[Dataset rows for apps and sites]
________________

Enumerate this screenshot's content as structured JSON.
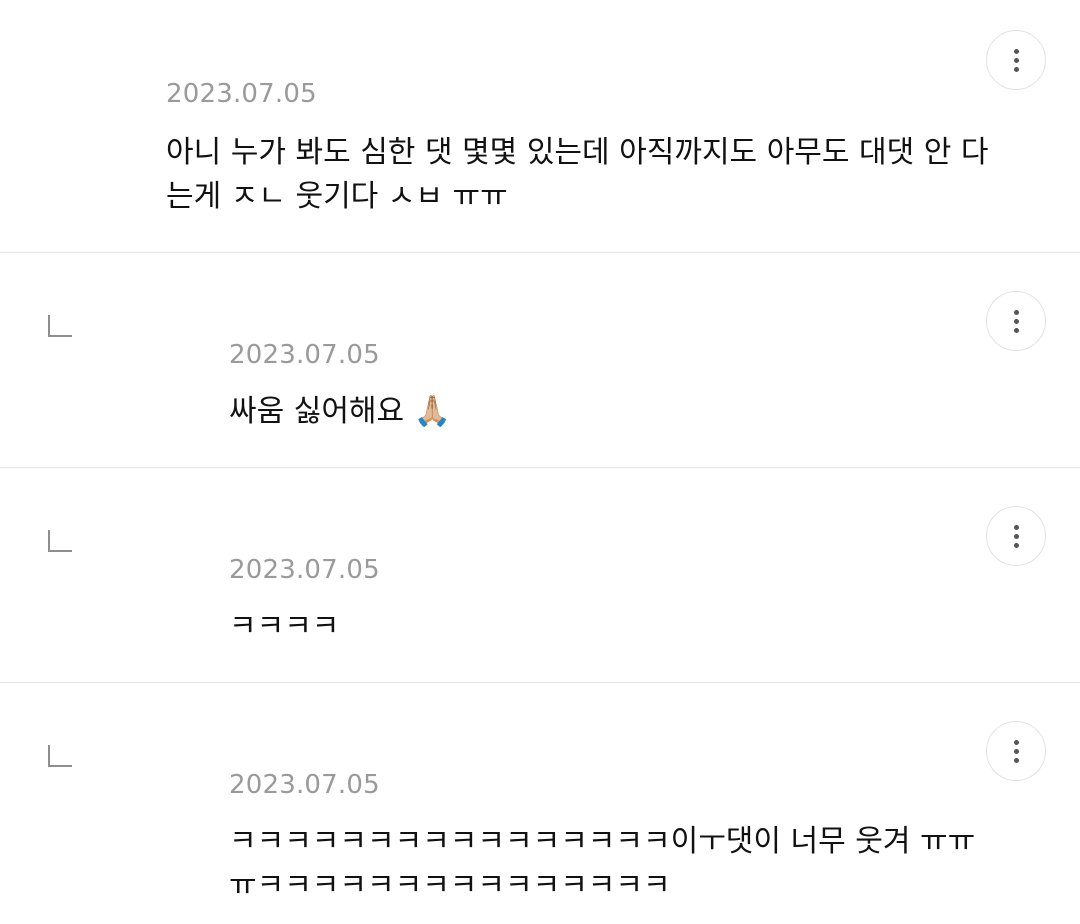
{
  "comments": [
    {
      "date": "2023.07.05",
      "text": "아니 누가 봐도 심한 댓 몇몇 있는데 아직까지도 아무도 대댓 안 다는게 ㅈㄴ 웃기다 ㅅㅂ ㅠㅠ",
      "is_reply": false,
      "more_icon": "more-vertical-icon"
    },
    {
      "date": "2023.07.05",
      "text": "싸움 싫어해요 🙏🏼",
      "is_reply": true,
      "reply_icon": "reply-arrow-icon",
      "more_icon": "more-vertical-icon"
    },
    {
      "date": "2023.07.05",
      "text": "ㅋㅋㅋㅋ",
      "is_reply": true,
      "reply_icon": "reply-arrow-icon",
      "more_icon": "more-vertical-icon"
    },
    {
      "date": "2023.07.05",
      "text": "ㅋㅋㅋㅋㅋㅋㅋㅋㅋㅋㅋㅋㅋㅋㅋㅋ이ㅜ댓이 너무 웃겨 ㅠㅠㅠㅋㅋㅋㅋㅋㅋㅋㅋㅋㅋㅋㅋㅋㅋㅋ",
      "is_reply": true,
      "reply_icon": "reply-arrow-icon",
      "more_icon": "more-vertical-icon"
    }
  ]
}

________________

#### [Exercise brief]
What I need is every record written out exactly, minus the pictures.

#### [Task result]
Enumerate this screenshot's content as structured JSON.
{
  "comments": [
    {
      "date": "2023.07.05",
      "text": "아니 누가 봐도 심한 댓 몇몇 있는데 아직까지도 아무도 대댓 안 다는게 ㅈㄴ 웃기다 ㅅㅂ ㅠㅠ",
      "is_reply": false,
      "more_icon": "more-vertical-icon"
    },
    {
      "date": "2023.07.05",
      "text": "싸움 싫어해요 🙏🏼",
      "is_reply": true,
      "reply_icon": "reply-arrow-icon",
      "more_icon": "more-vertical-icon"
    },
    {
      "date": "2023.07.05",
      "text": "ㅋㅋㅋㅋ",
      "is_reply": true,
      "reply_icon": "reply-arrow-icon",
      "more_icon": "more-vertical-icon"
    },
    {
      "date": "2023.07.05",
      "text": "ㅋㅋㅋㅋㅋㅋㅋㅋㅋㅋㅋㅋㅋㅋㅋㅋ이ㅜ댓이 너무 웃겨 ㅠㅠㅠㅋㅋㅋㅋㅋㅋㅋㅋㅋㅋㅋㅋㅋㅋㅋ",
      "is_reply": true,
      "reply_icon": "reply-arrow-icon",
      "more_icon": "more-vertical-icon"
    }
  ]
}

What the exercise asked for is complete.